Fall’s elevated, easy pieces encapsulate the season’s key style message: find joy in dressing for yourself. Nadia Pizzimenti tapped Canadian photographers to capture self portraits that highlight their own take on this idiosyncratic trend, and asked them how the pandemic is changing their approach to image making in fashion.
Pratha, Prince Edward County, Ont.
Pratha Samyrajah is one half of photographer duo Saty and Pratha with Saty Namvar. The self-taught team has produced editorials for Vogue Japan, ELLE, i-D, and campaigns for Uniqlo, Sephora and Aldo.

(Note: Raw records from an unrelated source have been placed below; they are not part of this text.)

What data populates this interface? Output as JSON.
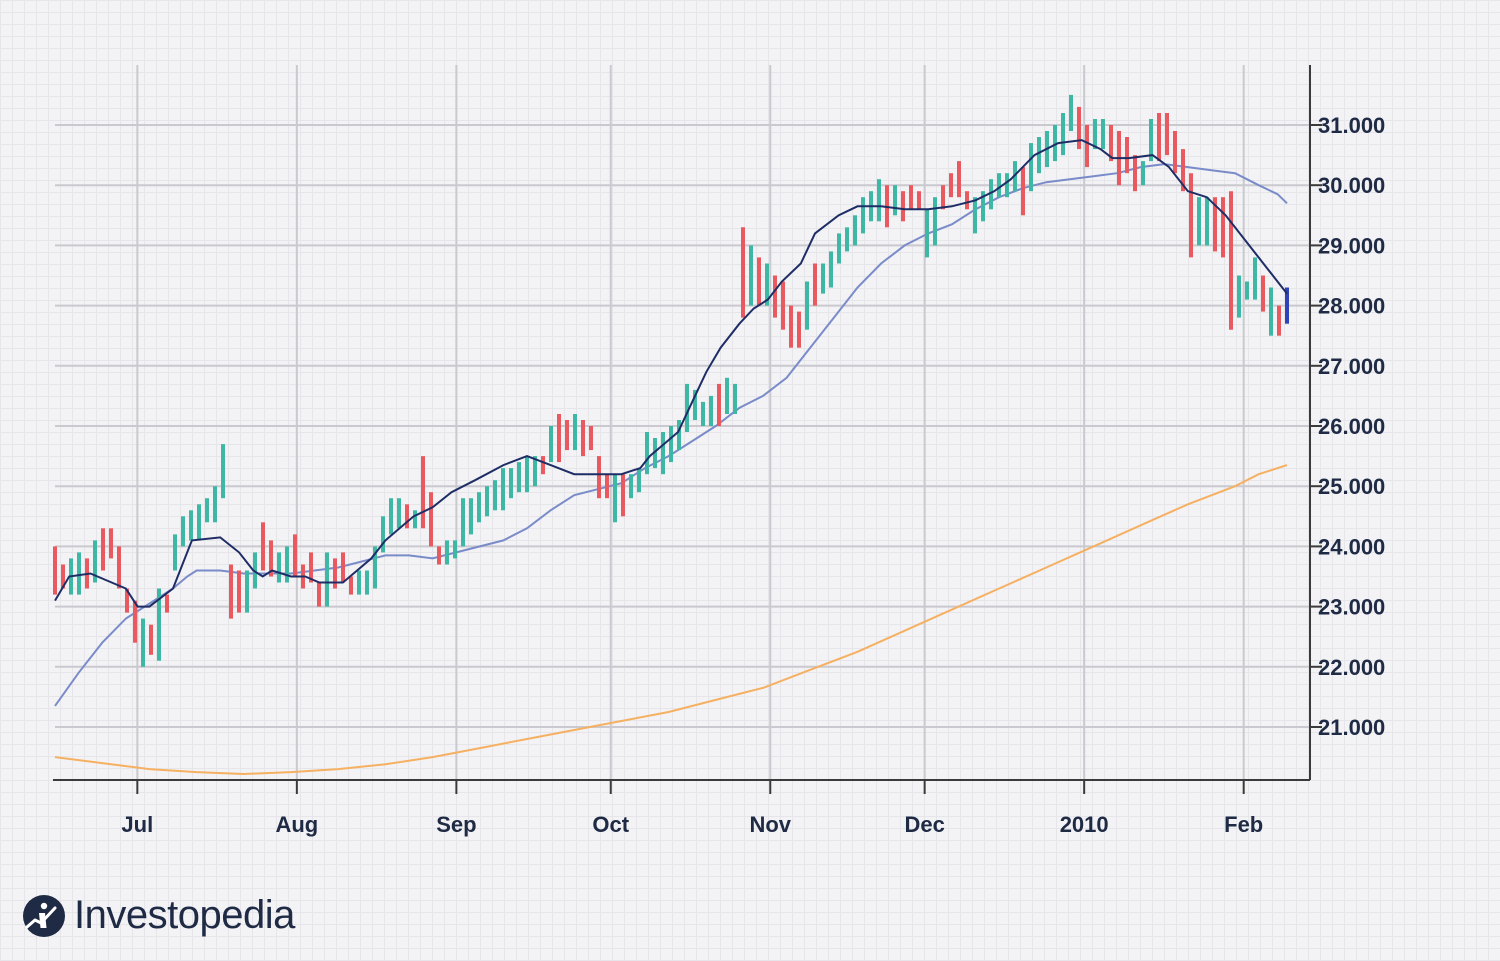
{
  "chart_data": {
    "type": "ohlc",
    "x_tick_labels": [
      "Jul",
      "Aug",
      "Sep",
      "Oct",
      "Nov",
      "Dec",
      "2010",
      "Feb"
    ],
    "y_tick_labels": [
      "31.000",
      "30.000",
      "29.000",
      "28.000",
      "27.000",
      "26.000",
      "25.000",
      "24.000",
      "23.000",
      "22.000",
      "21.000"
    ],
    "y_ticks": [
      31,
      30,
      29,
      28,
      27,
      26,
      25,
      24,
      23,
      22,
      21
    ],
    "ylim": [
      20.2,
      32.0
    ],
    "x_period_start": "Jun 15",
    "x_period_end": "Feb 12",
    "grid": true,
    "colors": {
      "up": "#3fb7a5",
      "down": "#e85a5f",
      "last_bar": "#2f43b8",
      "ma_short": "#1f2d66",
      "ma_medium": "#7a8bc9",
      "ma_long": "#f5b062",
      "axis": "#3a3a3a"
    },
    "bars": [
      {
        "h": 24.0,
        "l": 23.2,
        "dir": "down"
      },
      {
        "h": 23.7,
        "l": 23.3,
        "dir": "down"
      },
      {
        "h": 23.8,
        "l": 23.2,
        "dir": "up"
      },
      {
        "h": 23.9,
        "l": 23.2,
        "dir": "up"
      },
      {
        "h": 23.8,
        "l": 23.3,
        "dir": "down"
      },
      {
        "h": 24.1,
        "l": 23.4,
        "dir": "up"
      },
      {
        "h": 24.3,
        "l": 23.6,
        "dir": "down"
      },
      {
        "h": 24.3,
        "l": 23.8,
        "dir": "down"
      },
      {
        "h": 24.0,
        "l": 23.3,
        "dir": "down"
      },
      {
        "h": 23.3,
        "l": 22.9,
        "dir": "down"
      },
      {
        "h": 23.1,
        "l": 22.4,
        "dir": "down"
      },
      {
        "h": 22.8,
        "l": 22.0,
        "dir": "up"
      },
      {
        "h": 22.7,
        "l": 22.2,
        "dir": "down"
      },
      {
        "h": 23.3,
        "l": 22.1,
        "dir": "up"
      },
      {
        "h": 23.2,
        "l": 22.9,
        "dir": "down"
      },
      {
        "h": 24.2,
        "l": 23.6,
        "dir": "up"
      },
      {
        "h": 24.5,
        "l": 24.0,
        "dir": "up"
      },
      {
        "h": 24.6,
        "l": 24.1,
        "dir": "up"
      },
      {
        "h": 24.7,
        "l": 24.1,
        "dir": "up"
      },
      {
        "h": 24.8,
        "l": 24.4,
        "dir": "up"
      },
      {
        "h": 25.0,
        "l": 24.4,
        "dir": "up"
      },
      {
        "h": 25.7,
        "l": 24.8,
        "dir": "up"
      },
      {
        "h": 23.7,
        "l": 22.8,
        "dir": "down"
      },
      {
        "h": 23.6,
        "l": 22.9,
        "dir": "down"
      },
      {
        "h": 23.6,
        "l": 22.9,
        "dir": "up"
      },
      {
        "h": 23.9,
        "l": 23.3,
        "dir": "up"
      },
      {
        "h": 24.4,
        "l": 23.6,
        "dir": "down"
      },
      {
        "h": 24.1,
        "l": 23.5,
        "dir": "down"
      },
      {
        "h": 23.9,
        "l": 23.4,
        "dir": "up"
      },
      {
        "h": 24.0,
        "l": 23.4,
        "dir": "up"
      },
      {
        "h": 24.2,
        "l": 23.5,
        "dir": "down"
      },
      {
        "h": 23.7,
        "l": 23.3,
        "dir": "down"
      },
      {
        "h": 23.9,
        "l": 23.4,
        "dir": "down"
      },
      {
        "h": 23.4,
        "l": 23.0,
        "dir": "down"
      },
      {
        "h": 23.9,
        "l": 23.0,
        "dir": "up"
      },
      {
        "h": 23.8,
        "l": 23.3,
        "dir": "down"
      },
      {
        "h": 23.9,
        "l": 23.4,
        "dir": "down"
      },
      {
        "h": 23.5,
        "l": 23.2,
        "dir": "down"
      },
      {
        "h": 23.6,
        "l": 23.2,
        "dir": "up"
      },
      {
        "h": 23.6,
        "l": 23.2,
        "dir": "up"
      },
      {
        "h": 24.0,
        "l": 23.3,
        "dir": "up"
      },
      {
        "h": 24.5,
        "l": 23.9,
        "dir": "up"
      },
      {
        "h": 24.8,
        "l": 24.2,
        "dir": "up"
      },
      {
        "h": 24.8,
        "l": 24.3,
        "dir": "up"
      },
      {
        "h": 24.7,
        "l": 24.3,
        "dir": "down"
      },
      {
        "h": 24.6,
        "l": 24.3,
        "dir": "up"
      },
      {
        "h": 25.5,
        "l": 24.3,
        "dir": "down"
      },
      {
        "h": 24.9,
        "l": 24.0,
        "dir": "down"
      },
      {
        "h": 24.0,
        "l": 23.7,
        "dir": "down"
      },
      {
        "h": 24.1,
        "l": 23.7,
        "dir": "up"
      },
      {
        "h": 24.1,
        "l": 23.8,
        "dir": "up"
      },
      {
        "h": 24.8,
        "l": 24.0,
        "dir": "up"
      },
      {
        "h": 24.8,
        "l": 24.2,
        "dir": "up"
      },
      {
        "h": 24.9,
        "l": 24.4,
        "dir": "up"
      },
      {
        "h": 25.0,
        "l": 24.5,
        "dir": "up"
      },
      {
        "h": 25.1,
        "l": 24.6,
        "dir": "up"
      },
      {
        "h": 25.3,
        "l": 24.6,
        "dir": "up"
      },
      {
        "h": 25.3,
        "l": 24.8,
        "dir": "up"
      },
      {
        "h": 25.4,
        "l": 24.9,
        "dir": "up"
      },
      {
        "h": 25.5,
        "l": 24.9,
        "dir": "up"
      },
      {
        "h": 25.5,
        "l": 25.0,
        "dir": "up"
      },
      {
        "h": 25.5,
        "l": 25.2,
        "dir": "down"
      },
      {
        "h": 26.0,
        "l": 25.4,
        "dir": "up"
      },
      {
        "h": 26.2,
        "l": 25.4,
        "dir": "down"
      },
      {
        "h": 26.1,
        "l": 25.6,
        "dir": "down"
      },
      {
        "h": 26.2,
        "l": 25.6,
        "dir": "up"
      },
      {
        "h": 26.1,
        "l": 25.5,
        "dir": "down"
      },
      {
        "h": 26.0,
        "l": 25.6,
        "dir": "down"
      },
      {
        "h": 25.5,
        "l": 24.8,
        "dir": "down"
      },
      {
        "h": 25.2,
        "l": 24.8,
        "dir": "down"
      },
      {
        "h": 25.2,
        "l": 24.4,
        "dir": "up"
      },
      {
        "h": 25.2,
        "l": 24.5,
        "dir": "down"
      },
      {
        "h": 25.2,
        "l": 24.8,
        "dir": "up"
      },
      {
        "h": 25.3,
        "l": 24.9,
        "dir": "up"
      },
      {
        "h": 25.9,
        "l": 25.2,
        "dir": "up"
      },
      {
        "h": 25.8,
        "l": 25.3,
        "dir": "up"
      },
      {
        "h": 25.9,
        "l": 25.2,
        "dir": "up"
      },
      {
        "h": 26.0,
        "l": 25.4,
        "dir": "up"
      },
      {
        "h": 26.1,
        "l": 25.6,
        "dir": "up"
      },
      {
        "h": 26.7,
        "l": 25.9,
        "dir": "up"
      },
      {
        "h": 26.6,
        "l": 26.1,
        "dir": "up"
      },
      {
        "h": 26.4,
        "l": 26.0,
        "dir": "up"
      },
      {
        "h": 26.5,
        "l": 26.0,
        "dir": "up"
      },
      {
        "h": 26.7,
        "l": 26.0,
        "dir": "down"
      },
      {
        "h": 26.8,
        "l": 26.2,
        "dir": "up"
      },
      {
        "h": 26.7,
        "l": 26.2,
        "dir": "up"
      },
      {
        "h": 29.3,
        "l": 27.8,
        "dir": "down"
      },
      {
        "h": 29.0,
        "l": 28.0,
        "dir": "up"
      },
      {
        "h": 28.8,
        "l": 28.0,
        "dir": "down"
      },
      {
        "h": 28.7,
        "l": 28.0,
        "dir": "up"
      },
      {
        "h": 28.5,
        "l": 27.8,
        "dir": "down"
      },
      {
        "h": 28.4,
        "l": 27.6,
        "dir": "down"
      },
      {
        "h": 28.0,
        "l": 27.3,
        "dir": "down"
      },
      {
        "h": 27.9,
        "l": 27.3,
        "dir": "down"
      },
      {
        "h": 28.4,
        "l": 27.6,
        "dir": "up"
      },
      {
        "h": 28.7,
        "l": 28.0,
        "dir": "down"
      },
      {
        "h": 28.7,
        "l": 28.2,
        "dir": "up"
      },
      {
        "h": 28.9,
        "l": 28.3,
        "dir": "up"
      },
      {
        "h": 29.2,
        "l": 28.7,
        "dir": "up"
      },
      {
        "h": 29.3,
        "l": 28.9,
        "dir": "up"
      },
      {
        "h": 29.5,
        "l": 29.0,
        "dir": "up"
      },
      {
        "h": 29.8,
        "l": 29.2,
        "dir": "up"
      },
      {
        "h": 29.9,
        "l": 29.4,
        "dir": "up"
      },
      {
        "h": 30.1,
        "l": 29.4,
        "dir": "up"
      },
      {
        "h": 30.0,
        "l": 29.3,
        "dir": "down"
      },
      {
        "h": 30.0,
        "l": 29.5,
        "dir": "up"
      },
      {
        "h": 29.9,
        "l": 29.4,
        "dir": "down"
      },
      {
        "h": 30.0,
        "l": 29.6,
        "dir": "down"
      },
      {
        "h": 29.9,
        "l": 29.6,
        "dir": "down"
      },
      {
        "h": 29.6,
        "l": 28.8,
        "dir": "up"
      },
      {
        "h": 29.8,
        "l": 29.0,
        "dir": "up"
      },
      {
        "h": 30.0,
        "l": 29.6,
        "dir": "down"
      },
      {
        "h": 30.2,
        "l": 29.8,
        "dir": "down"
      },
      {
        "h": 30.4,
        "l": 29.8,
        "dir": "down"
      },
      {
        "h": 29.9,
        "l": 29.6,
        "dir": "down"
      },
      {
        "h": 29.8,
        "l": 29.2,
        "dir": "up"
      },
      {
        "h": 29.9,
        "l": 29.4,
        "dir": "up"
      },
      {
        "h": 30.1,
        "l": 29.6,
        "dir": "up"
      },
      {
        "h": 30.2,
        "l": 29.8,
        "dir": "up"
      },
      {
        "h": 30.2,
        "l": 29.8,
        "dir": "up"
      },
      {
        "h": 30.4,
        "l": 29.9,
        "dir": "up"
      },
      {
        "h": 30.3,
        "l": 29.5,
        "dir": "down"
      },
      {
        "h": 30.7,
        "l": 29.9,
        "dir": "up"
      },
      {
        "h": 30.8,
        "l": 30.2,
        "dir": "up"
      },
      {
        "h": 30.9,
        "l": 30.3,
        "dir": "up"
      },
      {
        "h": 31.0,
        "l": 30.4,
        "dir": "up"
      },
      {
        "h": 31.2,
        "l": 30.5,
        "dir": "up"
      },
      {
        "h": 31.5,
        "l": 30.9,
        "dir": "up"
      },
      {
        "h": 31.3,
        "l": 30.6,
        "dir": "down"
      },
      {
        "h": 31.0,
        "l": 30.3,
        "dir": "down"
      },
      {
        "h": 31.1,
        "l": 30.6,
        "dir": "up"
      },
      {
        "h": 31.1,
        "l": 30.6,
        "dir": "up"
      },
      {
        "h": 31.0,
        "l": 30.4,
        "dir": "down"
      },
      {
        "h": 30.9,
        "l": 30.0,
        "dir": "down"
      },
      {
        "h": 30.8,
        "l": 30.2,
        "dir": "down"
      },
      {
        "h": 30.5,
        "l": 29.9,
        "dir": "down"
      },
      {
        "h": 30.4,
        "l": 30.0,
        "dir": "up"
      },
      {
        "h": 31.1,
        "l": 30.4,
        "dir": "up"
      },
      {
        "h": 31.2,
        "l": 30.4,
        "dir": "down"
      },
      {
        "h": 31.2,
        "l": 30.5,
        "dir": "down"
      },
      {
        "h": 30.9,
        "l": 30.2,
        "dir": "down"
      },
      {
        "h": 30.6,
        "l": 29.9,
        "dir": "down"
      },
      {
        "h": 30.2,
        "l": 28.8,
        "dir": "down"
      },
      {
        "h": 29.8,
        "l": 29.0,
        "dir": "up"
      },
      {
        "h": 29.8,
        "l": 29.0,
        "dir": "up"
      },
      {
        "h": 29.8,
        "l": 28.9,
        "dir": "down"
      },
      {
        "h": 29.8,
        "l": 28.8,
        "dir": "down"
      },
      {
        "h": 29.9,
        "l": 27.6,
        "dir": "down"
      },
      {
        "h": 28.5,
        "l": 27.8,
        "dir": "up"
      },
      {
        "h": 28.4,
        "l": 28.1,
        "dir": "up"
      },
      {
        "h": 28.8,
        "l": 28.1,
        "dir": "up"
      },
      {
        "h": 28.5,
        "l": 27.9,
        "dir": "down"
      },
      {
        "h": 28.3,
        "l": 27.5,
        "dir": "up"
      },
      {
        "h": 28.0,
        "l": 27.5,
        "dir": "down"
      },
      {
        "h": 28.3,
        "l": 27.7,
        "dir": "last"
      }
    ],
    "ma_short": [
      [
        0,
        23.1
      ],
      [
        6,
        23.5
      ],
      [
        15,
        23.55
      ],
      [
        30,
        23.3
      ],
      [
        35,
        23.0
      ],
      [
        40,
        23.0
      ],
      [
        50,
        23.3
      ],
      [
        58,
        24.1
      ],
      [
        70,
        24.15
      ],
      [
        78,
        23.9
      ],
      [
        84,
        23.6
      ],
      [
        88,
        23.5
      ],
      [
        92,
        23.6
      ],
      [
        100,
        23.5
      ],
      [
        106,
        23.5
      ],
      [
        112,
        23.4
      ],
      [
        122,
        23.4
      ],
      [
        128,
        23.6
      ],
      [
        134,
        23.8
      ],
      [
        140,
        24.1
      ],
      [
        146,
        24.3
      ],
      [
        152,
        24.5
      ],
      [
        160,
        24.65
      ],
      [
        168,
        24.9
      ],
      [
        178,
        25.1
      ],
      [
        190,
        25.35
      ],
      [
        200,
        25.5
      ],
      [
        210,
        25.35
      ],
      [
        220,
        25.2
      ],
      [
        230,
        25.2
      ],
      [
        240,
        25.2
      ],
      [
        244,
        25.25
      ],
      [
        248,
        25.3
      ],
      [
        252,
        25.5
      ],
      [
        258,
        25.7
      ],
      [
        264,
        25.9
      ],
      [
        270,
        26.4
      ],
      [
        276,
        26.9
      ],
      [
        282,
        27.3
      ],
      [
        290,
        27.7
      ],
      [
        296,
        27.95
      ],
      [
        302,
        28.1
      ],
      [
        308,
        28.4
      ],
      [
        316,
        28.7
      ],
      [
        322,
        29.2
      ],
      [
        332,
        29.5
      ],
      [
        340,
        29.65
      ],
      [
        350,
        29.65
      ],
      [
        360,
        29.6
      ],
      [
        370,
        29.6
      ],
      [
        380,
        29.65
      ],
      [
        390,
        29.75
      ],
      [
        398,
        29.9
      ],
      [
        405,
        30.1
      ],
      [
        415,
        30.5
      ],
      [
        425,
        30.7
      ],
      [
        435,
        30.75
      ],
      [
        443,
        30.6
      ],
      [
        448,
        30.45
      ],
      [
        455,
        30.45
      ],
      [
        465,
        30.5
      ],
      [
        472,
        30.3
      ],
      [
        480,
        29.9
      ],
      [
        488,
        29.8
      ],
      [
        496,
        29.5
      ],
      [
        506,
        29.0
      ],
      [
        516,
        28.5
      ],
      [
        522,
        28.2
      ]
    ],
    "ma_medium": [
      [
        0,
        21.35
      ],
      [
        10,
        21.9
      ],
      [
        20,
        22.4
      ],
      [
        30,
        22.8
      ],
      [
        40,
        23.05
      ],
      [
        50,
        23.3
      ],
      [
        56,
        23.5
      ],
      [
        60,
        23.6
      ],
      [
        70,
        23.6
      ],
      [
        80,
        23.55
      ],
      [
        90,
        23.55
      ],
      [
        100,
        23.55
      ],
      [
        110,
        23.6
      ],
      [
        120,
        23.65
      ],
      [
        130,
        23.75
      ],
      [
        140,
        23.85
      ],
      [
        150,
        23.85
      ],
      [
        160,
        23.8
      ],
      [
        170,
        23.9
      ],
      [
        180,
        24.0
      ],
      [
        190,
        24.1
      ],
      [
        200,
        24.3
      ],
      [
        210,
        24.6
      ],
      [
        220,
        24.85
      ],
      [
        230,
        24.95
      ],
      [
        240,
        25.05
      ],
      [
        250,
        25.3
      ],
      [
        260,
        25.5
      ],
      [
        270,
        25.75
      ],
      [
        280,
        26.0
      ],
      [
        290,
        26.3
      ],
      [
        300,
        26.5
      ],
      [
        310,
        26.8
      ],
      [
        320,
        27.3
      ],
      [
        330,
        27.8
      ],
      [
        340,
        28.3
      ],
      [
        350,
        28.7
      ],
      [
        360,
        29.0
      ],
      [
        370,
        29.2
      ],
      [
        380,
        29.35
      ],
      [
        390,
        29.6
      ],
      [
        400,
        29.8
      ],
      [
        410,
        29.95
      ],
      [
        420,
        30.05
      ],
      [
        430,
        30.1
      ],
      [
        440,
        30.15
      ],
      [
        450,
        30.2
      ],
      [
        460,
        30.3
      ],
      [
        470,
        30.35
      ],
      [
        480,
        30.3
      ],
      [
        490,
        30.25
      ],
      [
        500,
        30.2
      ],
      [
        510,
        30.0
      ],
      [
        518,
        29.85
      ],
      [
        522,
        29.7
      ]
    ],
    "ma_long": [
      [
        0,
        20.5
      ],
      [
        20,
        20.4
      ],
      [
        40,
        20.3
      ],
      [
        60,
        20.25
      ],
      [
        80,
        20.22
      ],
      [
        100,
        20.25
      ],
      [
        120,
        20.3
      ],
      [
        140,
        20.38
      ],
      [
        160,
        20.5
      ],
      [
        180,
        20.65
      ],
      [
        200,
        20.8
      ],
      [
        220,
        20.95
      ],
      [
        240,
        21.1
      ],
      [
        260,
        21.25
      ],
      [
        280,
        21.45
      ],
      [
        300,
        21.65
      ],
      [
        320,
        21.95
      ],
      [
        340,
        22.25
      ],
      [
        360,
        22.6
      ],
      [
        380,
        22.95
      ],
      [
        400,
        23.3
      ],
      [
        420,
        23.65
      ],
      [
        440,
        24.0
      ],
      [
        460,
        24.35
      ],
      [
        480,
        24.7
      ],
      [
        500,
        25.0
      ],
      [
        510,
        25.2
      ],
      [
        522,
        25.35
      ]
    ]
  },
  "brand": {
    "name": "Investopedia"
  }
}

“Fashion photography exists primarily to sell merchandise, so realistically I don’t think a pandemic, economic crisis or societal uprising will change this role much. However, I think the whole approach to image making can – and should – change. There are now interesting conversations happening around hiring the players in a campaign or editorial, casting and appropriation versus protecting creative freedom. These are things we already push for in our work so I welcome this more mass awareness. I hope that as brands cut budgets in order to survive this volatile time that the people with final say will take a chance on better and more interesting ideas.”
Lily and Lilac, New York
Identical twins and photo duo Lily and Lilac Nguyen have spent the past 10 years working between Montreal and Toronto, and now reside and work in New York. Their editorial projects have appeared in the pages of Elle Canada, Harper’s Bazaar Vietnam and L’Officiel Russia. They have worked on advertising campaigns for Aldo, Benefit Cosmetics and Revlon.
“As artists we have a voice, and therefore the responsibility, to make deliberate efforts toward diversity and inclusivity, not only in our photography but in the team and voices working behind it. On a personal level, the pandemic has made us reflect on the nature of our industry, how fashion comes at such a high environmental cost, and how it can perpetuate systemic problems. During this period of self isolation, photography offered a way for us to stay creative and positive. We’re now seeing everything through a different lens, and feeling grateful for what we have.”
Natasha V, Toronto
Natasha Vasiljevic is an award-winning still-life photographer known for her love of story telling through conceptual still-life images. She has worked on editorials, retail and advertising campaigns for HBC, Canada Goose and Joe Fresh.
“Fashion photography has always been a reflection of current social and cultural trends, and I hope the recent shifts in our societies will produce new and even more relevant creative work. Photography is going back to its roots and becoming less of a tool and more of an art form. This assignment has been the best reflection of these new trends, as we embraced creating new images without old parameters of a classic September fashion story. This raw, unscripted, shoot fits perfectly in what fashion always strived to do: inspire, lead and make the better future feel within our reach.”
Rachelle Simoneau, Paris
Rachelle Simoneau is a fashion and still-life photographer born and raised in Vancouver. She currently resides in Paris, working with international clients including LVMH, Airbnb and appearing in publications such as Numero fr and Numero Homme.
“It’s been a while now that brands have been demanding more change and that change is now accelerated because of the pandemic with less travel, less waste and generally more environmental awareness. The protests make us evaluate our own roles and whether or not some of those roles contribute to social injustice. Change is slow in coming but I have hope things are progressing in the right direction. With my personal projects, it’s helped me to be more creative by making something out of nothing, often reusing sets and being less wasteful.”
Marie H Rainville, Quebec City
Born and raised in Quebec City, Marie H Rainville is a beauty, fashion and portrait photographer. She has worked with Elle Canada and Nuvo, as well as campaigns and look books for Little Burgundy, Herschel and designer Eliza Faulkner.
“I believe that going forward, the fashion industry will be more mindful of its choices when it comes to casting models and hiring artists. As all these changes take place, I hope we start seeing more women behind the camera on the Canadian fashion scene, considering we are greatly outnumbered. My need for authenticity in the creative process is stronger than ever. This crisis has brought forth a willingness to be more vulnerable and honest. Spending more time in nature during this time has strengthened its significance in my life. I aim to look for ways to bridge the gap and further align with my desire to make a more positive impact on the planet.”
These interviews have been condensed and edited.
Remote styling by Nadia Pizzimenti. Art direction by Benjamin MacDonald. Editor: Andrew Sardone.
Throughout the fall, new features from The Globe and Mail Style Advisor magazine will be appearing on Saturdays in The Globe and Mail. Subscribers can find the magazine’s holiday edition in The Globe on Nov. 20 and catch up on back issues online at tgam.ca/styleadvisor.